Galerie Kuchling is delighted to present the solo exhibition "Baby, you can drive my car" from the German artist Uta Zaumseil.
Uta Zaumseil (*1962) cuts her motifs into wood, linoleum and MDF. In so doing, multi-layered and complex prints with a unique colour scheme emerge, step by step, under the artist’s well-versed hand. Strong contrasts stand side by side with subtle, washed-out colour fields and shape an imagery in which time is standing still.
Zaumseil‘s lost and, at the same time, self-absorbed figures, her seemingly surreal architectural structures and wide landscapes reveal a dream-like aesthetics that seems both familiar and but also strangely detached. Whether in a Berlin subway entrance, floating above Frankfurt at night, on the beach or on a remote planet – the beholder stumbles frequently across those delicate narrative shallows that the artist interlaces subtly into her images.

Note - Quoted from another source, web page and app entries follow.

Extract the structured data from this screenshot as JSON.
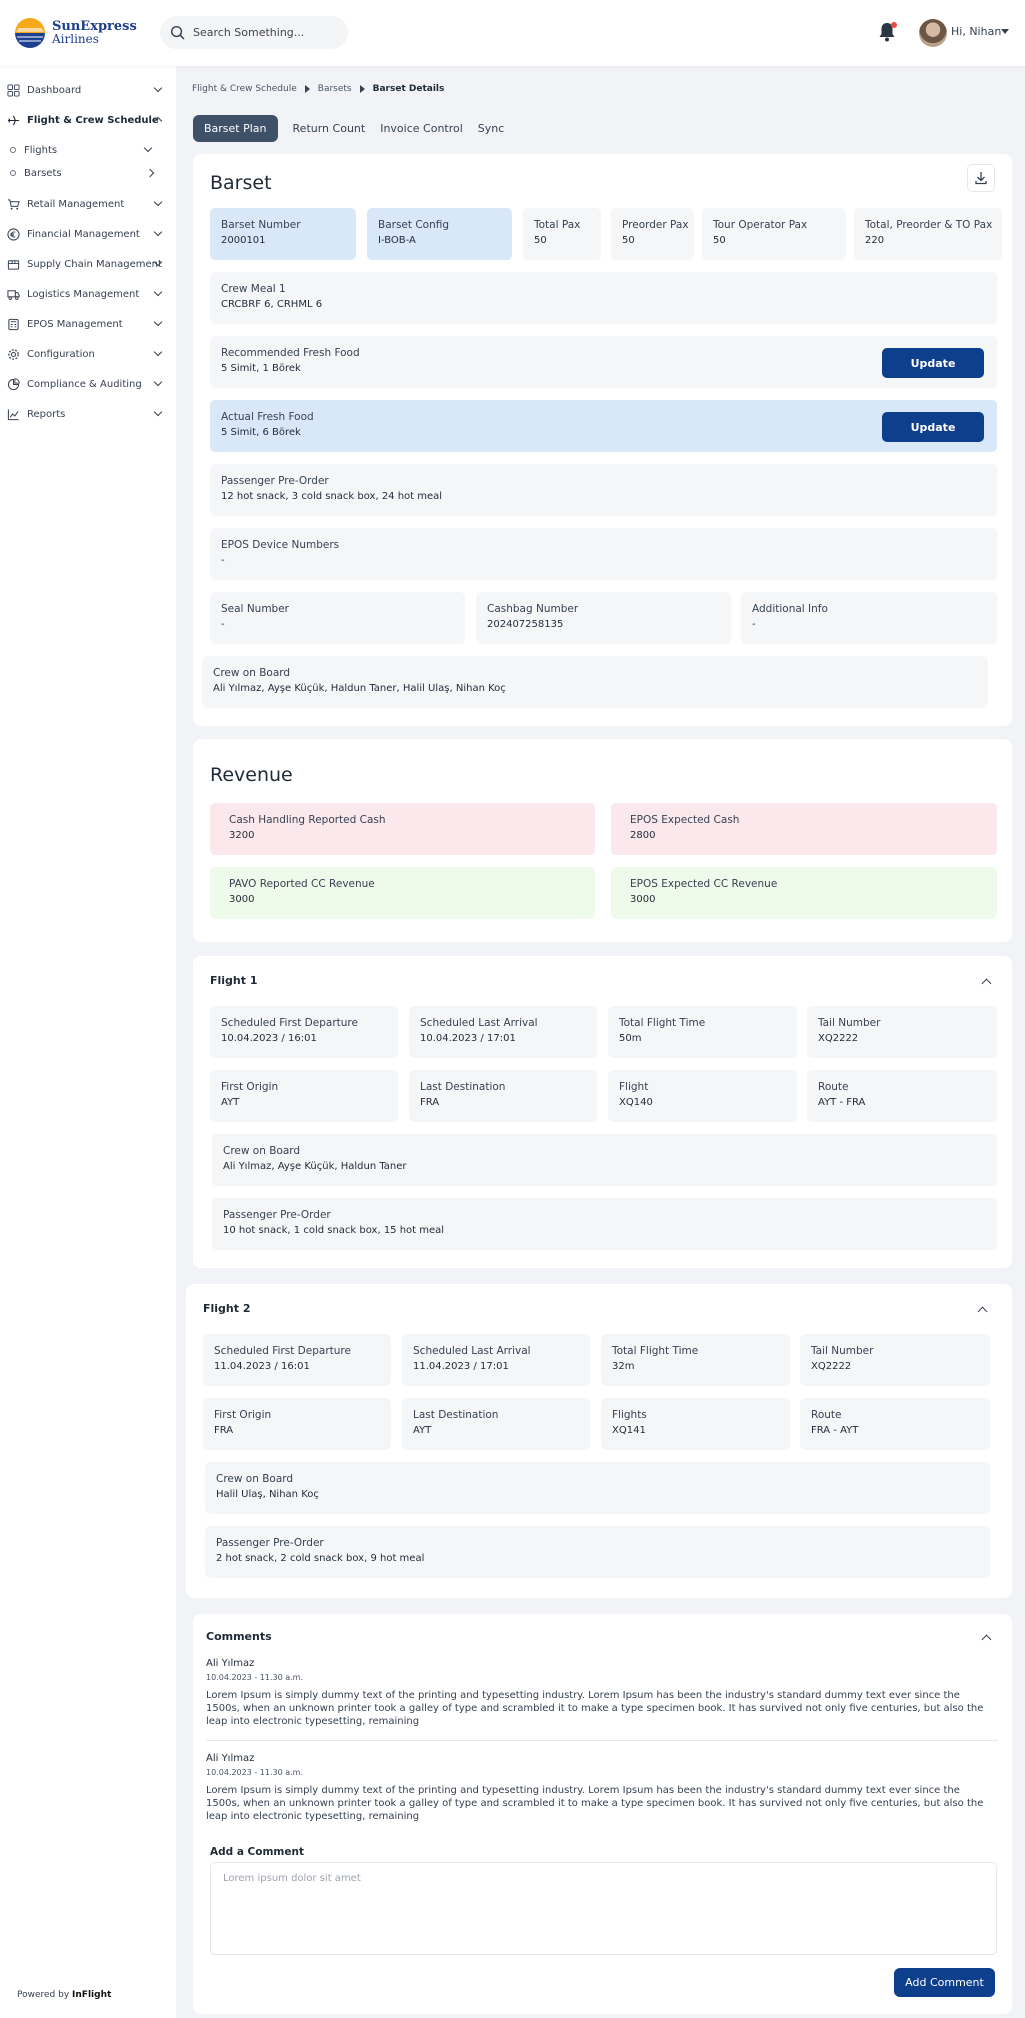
{
  "header": {
    "logo_line1": "SunExpress",
    "logo_line2": "Airlines",
    "search_placeholder": "Search Something...",
    "greeting": "Hi, Nihan"
  },
  "sidebar": {
    "items": [
      {
        "label": "Dashboard",
        "icon": "grid-icon"
      },
      {
        "label": "Flight & Crew Schedule",
        "icon": "plane-icon"
      },
      {
        "label": "Flights",
        "icon": "dot-icon"
      },
      {
        "label": "Barsets",
        "icon": "dot-icon"
      },
      {
        "label": "Retail Management",
        "icon": "cart-icon"
      },
      {
        "label": "Financial Management",
        "icon": "euro-icon"
      },
      {
        "label": "Supply Chain Management",
        "icon": "box-icon"
      },
      {
        "label": "Logistics Management",
        "icon": "truck-icon"
      },
      {
        "label": "EPOS Management",
        "icon": "pos-icon"
      },
      {
        "label": "Configuration",
        "icon": "gear-icon"
      },
      {
        "label": "Compliance & Auditing",
        "icon": "pie-icon"
      },
      {
        "label": "Reports",
        "icon": "chart-icon"
      }
    ],
    "powered_prefix": "Powered by",
    "powered_brand": "InFlight"
  },
  "breadcrumb": [
    "Flight & Crew Schedule",
    "Barsets",
    "Barset Details"
  ],
  "tabs": [
    "Barset Plan",
    "Return Count",
    "Invoice Control",
    "Sync"
  ],
  "barset": {
    "title": "Barset",
    "barset_number": {
      "label": "Barset Number",
      "value": "2000101"
    },
    "barset_config": {
      "label": "Barset Config",
      "value": "I-BOB-A"
    },
    "total_pax": {
      "label": "Total Pax",
      "value": "50"
    },
    "preorder_pax": {
      "label": "Preorder Pax",
      "value": "50"
    },
    "tour_operator_pax": {
      "label": "Tour Operator Pax",
      "value": "50"
    },
    "total_preorder_to_pax": {
      "label": "Total, Preorder & TO Pax",
      "value": "220"
    },
    "crew_meal": {
      "label": "Crew Meal 1",
      "value": "CRCBRF 6, CRHML 6"
    },
    "recommended_fresh_food": {
      "label": "Recommended Fresh Food",
      "value": "5 Simit, 1 Börek"
    },
    "actual_fresh_food": {
      "label": "Actual Fresh Food",
      "value": "5 Simit, 6 Börek"
    },
    "update_label": "Update",
    "passenger_preorder": {
      "label": "Passenger Pre-Order",
      "value": "12 hot snack, 3 cold snack box, 24 hot meal"
    },
    "epos_device_numbers": {
      "label": "EPOS Device Numbers",
      "value": "-"
    },
    "seal_number": {
      "label": "Seal Number",
      "value": "-"
    },
    "cashbag_number": {
      "label": "Cashbag Number",
      "value": "202407258135"
    },
    "additional_info": {
      "label": "Additional Info",
      "value": "-"
    },
    "crew_on_board": {
      "label": "Crew on Board",
      "value": "Ali Yılmaz, Ayşe Küçük, Haldun Taner, Halil Ulaş, Nihan Koç"
    }
  },
  "revenue": {
    "title": "Revenue",
    "cash_handling_reported_cash": {
      "label": "Cash Handling Reported Cash",
      "value": "3200"
    },
    "epos_expected_cash": {
      "label": "EPOS Expected Cash",
      "value": "2800"
    },
    "pavo_reported_cc_revenue": {
      "label": "PAVO Reported CC Revenue",
      "value": "3000"
    },
    "epos_expected_cc_revenue": {
      "label": "EPOS Expected CC Revenue",
      "value": "3000"
    }
  },
  "flight1": {
    "title": "Flight 1",
    "scheduled_first_departure": {
      "label": "Scheduled First Departure",
      "value": "10.04.2023 / 16:01"
    },
    "scheduled_last_arrival": {
      "label": "Scheduled Last Arrival",
      "value": "10.04.2023 / 17:01"
    },
    "total_flight_time": {
      "label": "Total Flight Time",
      "value": "50m"
    },
    "tail_number": {
      "label": "Tail Number",
      "value": "XQ2222"
    },
    "first_origin": {
      "label": "First Origin",
      "value": "AYT"
    },
    "last_destination": {
      "label": "Last Destination",
      "value": "FRA"
    },
    "flight": {
      "label": "Flight",
      "value": "XQ140"
    },
    "route": {
      "label": "Route",
      "value": "AYT - FRA"
    },
    "crew_on_board": {
      "label": "Crew on Board",
      "value": "Ali Yılmaz, Ayşe Küçük, Haldun Taner"
    },
    "passenger_preorder": {
      "label": "Passenger Pre-Order",
      "value": "10 hot snack, 1 cold snack box, 15 hot meal"
    }
  },
  "flight2": {
    "title": "Flight 2",
    "scheduled_first_departure": {
      "label": "Scheduled First Departure",
      "value": "11.04.2023 / 16:01"
    },
    "scheduled_last_arrival": {
      "label": "Scheduled Last Arrival",
      "value": "11.04.2023 / 17:01"
    },
    "total_flight_time": {
      "label": "Total Flight Time",
      "value": "32m"
    },
    "tail_number": {
      "label": "Tail Number",
      "value": "XQ2222"
    },
    "first_origin": {
      "label": "First Origin",
      "value": "FRA"
    },
    "last_destination": {
      "label": "Last Destination",
      "value": "AYT"
    },
    "flight": {
      "label": "Flights",
      "value": "XQ141"
    },
    "route": {
      "label": "Route",
      "value": "FRA - AYT"
    },
    "crew_on_board": {
      "label": "Crew on Board",
      "value": "Halil Ulaş, Nihan Koç"
    },
    "passenger_preorder": {
      "label": "Passenger Pre-Order",
      "value": "2 hot snack, 2 cold snack box, 9 hot meal"
    }
  },
  "comments": {
    "title": "Comments",
    "items": [
      {
        "author": "Ali Yılmaz",
        "date": "10.04.2023 - 11.30 a.m.",
        "text": "Lorem Ipsum is simply dummy text of the printing and typesetting industry. Lorem Ipsum has been the industry's standard dummy text ever since the 1500s, when an unknown printer took a galley of type and scrambled it to make a type specimen book. It has survived not only five centuries, but also the leap into electronic typesetting, remaining"
      },
      {
        "author": "Ali Yılmaz",
        "date": "10.04.2023 - 11.30 a.m.",
        "text": "Lorem Ipsum is simply dummy text of the printing and typesetting industry. Lorem Ipsum has been the industry's standard dummy text ever since the 1500s, when an unknown printer took a galley of type and scrambled it to make a type specimen book. It has survived not only five centuries, but also the leap into electronic typesetting, remaining"
      }
    ],
    "add_title": "Add a Comment",
    "placeholder": "Lorem ipsum dolor sit amet",
    "add_button": "Add Comment"
  },
  "colors": {
    "brand": "#0e3f8c",
    "active_tab": "#3e5169",
    "highlight_blue": "#d9e8f8",
    "alert_pink": "#fbe8ec",
    "ok_green": "#eefbea"
  }
}
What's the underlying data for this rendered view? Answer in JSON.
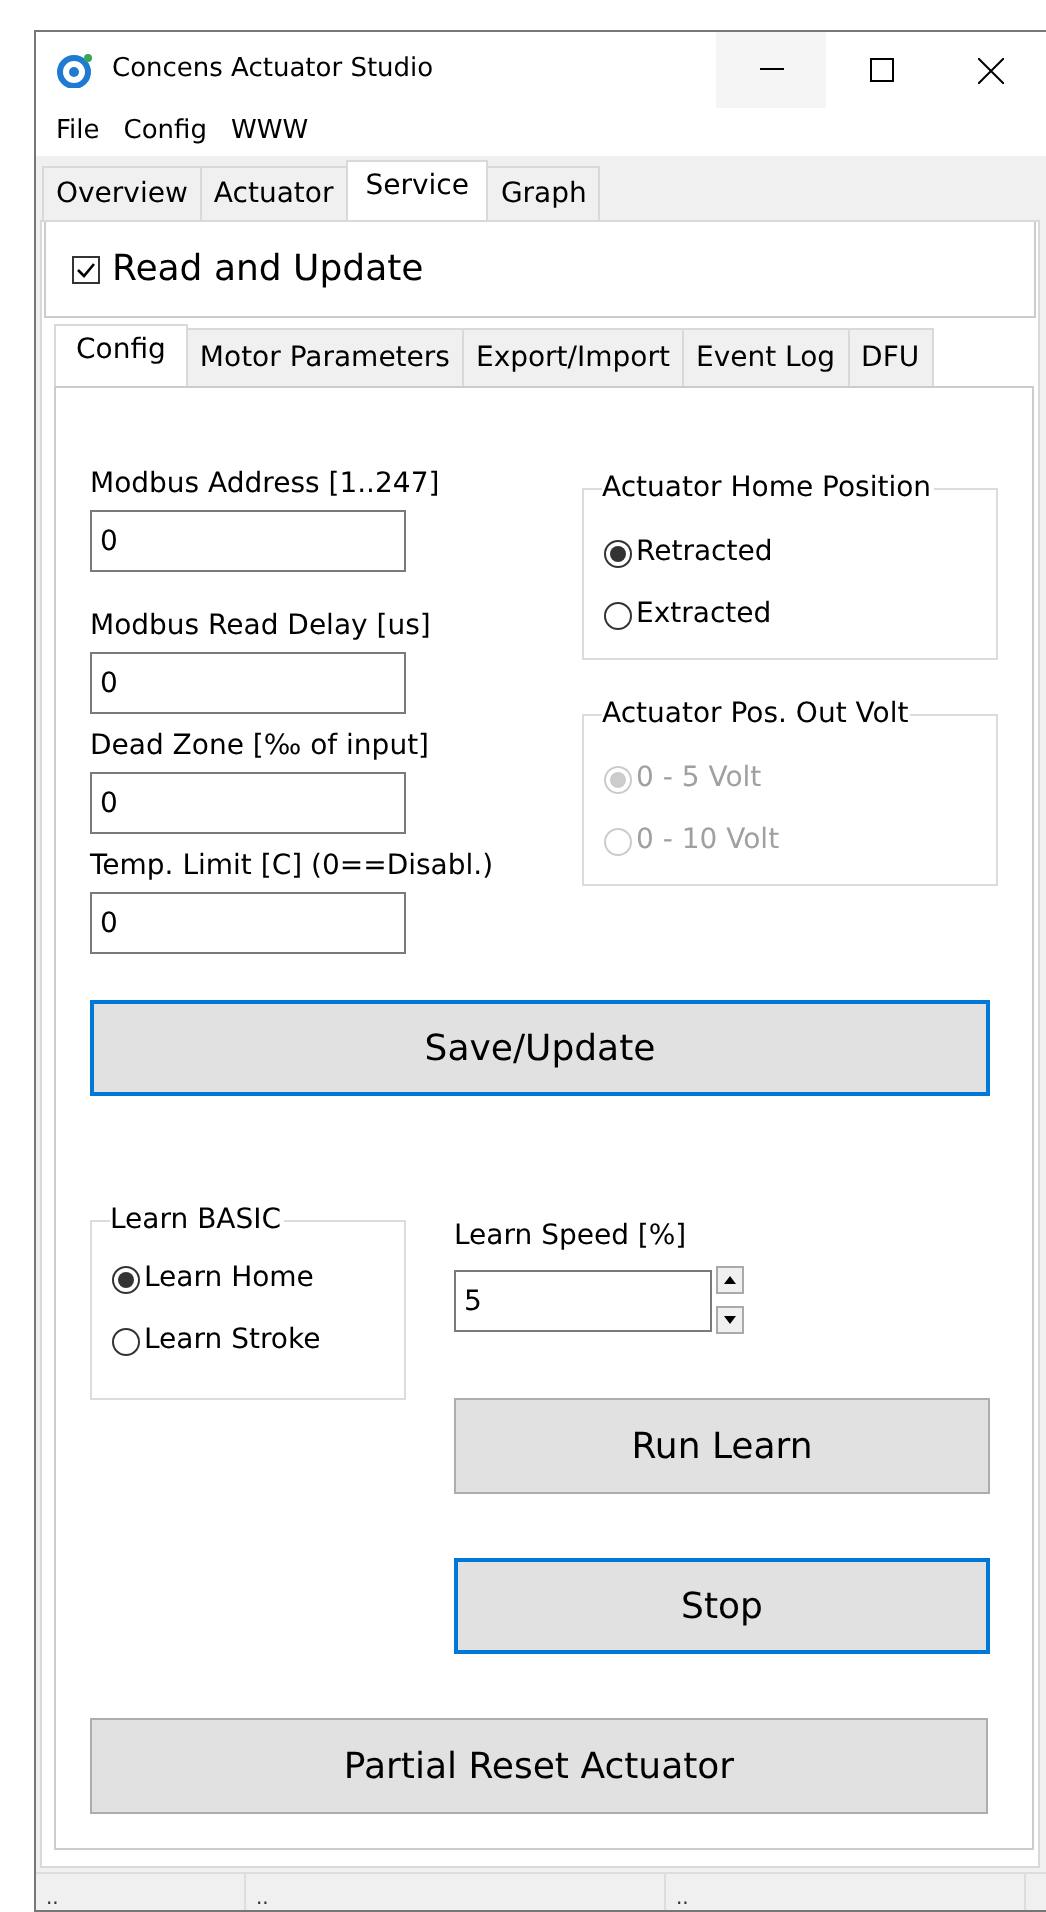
{
  "window": {
    "title": "Concens Actuator Studio"
  },
  "menu": [
    "File",
    "Config",
    "WWW"
  ],
  "tabs": [
    {
      "label": "Overview",
      "selected": false
    },
    {
      "label": "Actuator",
      "selected": false
    },
    {
      "label": "Service",
      "selected": true
    },
    {
      "label": "Graph",
      "selected": false
    }
  ],
  "read_and_update": {
    "label": "Read and Update",
    "checked": true
  },
  "subtabs": [
    {
      "label": "Config",
      "selected": true
    },
    {
      "label": "Motor Parameters",
      "selected": false
    },
    {
      "label": "Export/Import",
      "selected": false
    },
    {
      "label": "Event Log",
      "selected": false
    },
    {
      "label": "DFU",
      "selected": false
    }
  ],
  "fields": [
    {
      "label": "Modbus Address [1..247]",
      "value": "0"
    },
    {
      "label": "Modbus Read Delay [us]",
      "value": "0"
    },
    {
      "label": "Dead Zone [‰ of input]",
      "value": "0"
    },
    {
      "label": "Temp. Limit [C] (0==Disabl.)",
      "value": "0"
    }
  ],
  "groups": [
    {
      "title": "Actuator Home Position",
      "options": [
        {
          "label": "Retracted",
          "selected": true,
          "disabled": false
        },
        {
          "label": "Extracted",
          "selected": false,
          "disabled": false
        }
      ]
    },
    {
      "title": "Actuator Pos. Out Volt",
      "options": [
        {
          "label": "0 - 5 Volt",
          "selected": true,
          "disabled": true
        },
        {
          "label": "0 - 10 Volt",
          "selected": false,
          "disabled": true
        }
      ]
    }
  ],
  "save_button": {
    "label": "Save/Update",
    "focused": true
  },
  "learn_group": {
    "title": "Learn BASIC",
    "options": [
      {
        "label": "Learn Home",
        "selected": true,
        "disabled": false
      },
      {
        "label": "Learn Stroke",
        "selected": false,
        "disabled": false
      }
    ]
  },
  "learn_speed": {
    "label": "Learn Speed [%]",
    "value": "5"
  },
  "run_learn_button": {
    "label": "Run Learn",
    "focused": false
  },
  "stop_button": {
    "label": "Stop",
    "focused": true
  },
  "reset_button": {
    "label": "Partial Reset Actuator",
    "focused": false
  },
  "status_bar": [
    "..",
    "..",
    ".."
  ]
}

For many of her works Zaumseil uses the lost plate technique, in which the plate is erased little by little, but after each erasure is used to print a different ink upon those already printed. From time to time Zaumseil combines this elaborate and risky method with collages and photographs. Taking photos is like drawing sketches for the artist. With her camera she catches little observations of her daily life whose peculiar poetry and absurdity she carves out, later on, cautiously and precisely in her prints.
Because her imagery is always tightly knotted to here and now, Zaumseil’s works are invariably looking into our present – a look that sometimes turns into a scrutiny that is not free from criticism.
Uta Zaumseil has received numerous scholarships and awards, such as for work stays in Civitella d’Angliano, Hong Kong and the Künstlerhaus Ahrenshoop. She was distinguished with the art price of IG Metall and the Ruth-Huhn-Kunstpreis of the Kunsthalle Weimar. Nowadays her works can be found in private and public collections: in the Museum Junge Kunst Frankfurt (Oder), in the collection of the German Bundestag and the Staatliche Graphische Sammlung München.
The artist lives and works in Mehla (Thuringia).